Each of the six panelists spoke briefly about the award they were representing, outlining its significance, submission rules, and progress. The panelists included Saeed Hamdan Al Tunaiji, who spoke about the Sheikh Zayed Book Award; Mansour AlHassani for the Sharjah Book Award (Turjuman Award); Khaled el Sayed for the Katara Prize for Arabic Novel; Laura Di Pietro of the Brazilian publisher Tabla; and Karma Samy, director of Egypt’s National Center for Translation.
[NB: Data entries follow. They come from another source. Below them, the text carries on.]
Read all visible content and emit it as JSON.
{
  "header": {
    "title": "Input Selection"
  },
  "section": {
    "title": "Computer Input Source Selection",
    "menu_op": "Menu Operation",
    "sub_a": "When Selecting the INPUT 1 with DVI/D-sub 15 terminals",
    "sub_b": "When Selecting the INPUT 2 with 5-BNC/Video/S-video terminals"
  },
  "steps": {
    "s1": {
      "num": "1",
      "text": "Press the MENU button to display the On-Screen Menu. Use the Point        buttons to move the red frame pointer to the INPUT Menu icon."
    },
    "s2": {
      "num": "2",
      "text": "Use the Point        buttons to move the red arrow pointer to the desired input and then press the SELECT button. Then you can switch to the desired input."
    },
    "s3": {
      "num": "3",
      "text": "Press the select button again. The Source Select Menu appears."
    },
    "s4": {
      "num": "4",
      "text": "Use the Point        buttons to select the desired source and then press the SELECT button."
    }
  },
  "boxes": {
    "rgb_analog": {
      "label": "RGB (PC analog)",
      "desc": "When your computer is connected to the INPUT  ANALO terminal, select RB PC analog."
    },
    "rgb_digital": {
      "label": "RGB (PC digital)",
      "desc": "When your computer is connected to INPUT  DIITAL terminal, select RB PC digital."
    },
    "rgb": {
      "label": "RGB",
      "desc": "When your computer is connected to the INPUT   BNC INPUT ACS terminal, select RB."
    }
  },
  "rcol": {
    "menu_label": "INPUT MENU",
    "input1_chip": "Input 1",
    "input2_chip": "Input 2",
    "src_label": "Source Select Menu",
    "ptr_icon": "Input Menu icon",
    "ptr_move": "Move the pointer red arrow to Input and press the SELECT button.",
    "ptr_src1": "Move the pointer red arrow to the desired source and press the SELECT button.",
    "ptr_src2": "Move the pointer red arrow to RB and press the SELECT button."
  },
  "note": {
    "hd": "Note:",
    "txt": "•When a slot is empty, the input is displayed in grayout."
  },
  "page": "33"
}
“The Naguib Mahfouz award is about linking the novel to Mahfouz, the Egyptian Nobel laureate’s name, and having the work translated into English and distributed worldwide,” said Kenawy, stressing the role the prize plays in granting international exposure to the winning Arab novels and novelists while encouraging translations into other foreign languages. “It is never only about the monetary prize,” Kenawy told the panel.
Looking back on the history of the Mahfouz award, Kenawy said: “AUC Press is one of the pioneering publishing houses in the world to translate Arabic fiction into English; it started in 1978 when we published Miramar, the first English translation of Naguib Mahfouz’s novels, and then went on to sign a comprehensive agreement to translate all of his literary work into English.” Ten years later, when Mahfouz was awarded the Nobel Prize for Literature, he attributed part of his winning to the fact that AUC Press was translating his work into English, thus making his novels available to an international audience.
The Mahfouz Medal is awarded to the best novel written and published in Arabic. It consists of a silver medal, a monetary prize of $5,000, and the translation of the novel into English and its publication by AUC Press under its fiction imprint, Hoopoe, with worldwide distribution.
In the Q&A session that followed the panelists’ presentation, Bahraini novelist Barween Habib commented on the “bold and brave decision” by the Naguib Mahfouz Medal jury to announce Fatma Quandi’s novel Empty Cages as the winner of the 2022 Naguib Mahfouz Medal for Literature. “We are used to seeing taboo-breaking novels by male writers but very rarely by female writers and to see this novel win a prestigious award like the Mahfouz award is very inspiring,” said Habib.
Responding to this remark, Kenawy said: “At AUC Press we don’t have red lines. If we think a novel is good then it’s translated and published, and if we feel that the English translation might not be well received in some countries we might withhold selling it there but it will be sold elsewhere.”
Asked in a closing question to share a real success story relating to the Naguib Mahfouz Medal, Kenawy referred to Khaled Khalifa’s No Knives in the Kitchens of This City for which the Syrian author was awarded the Mahfouz Medal in 2013. “The translation was very well received by prominent international media such as The New York Times, Financial Times, The Guardian, and others. This exposure definitely helped in the sales of the book and helped propel Khalifa to international recognition as his work was then translated into other languages,” explained Kenawy. “Today No Knives in the Kitchens of This City is by far one of our bestselling novels.”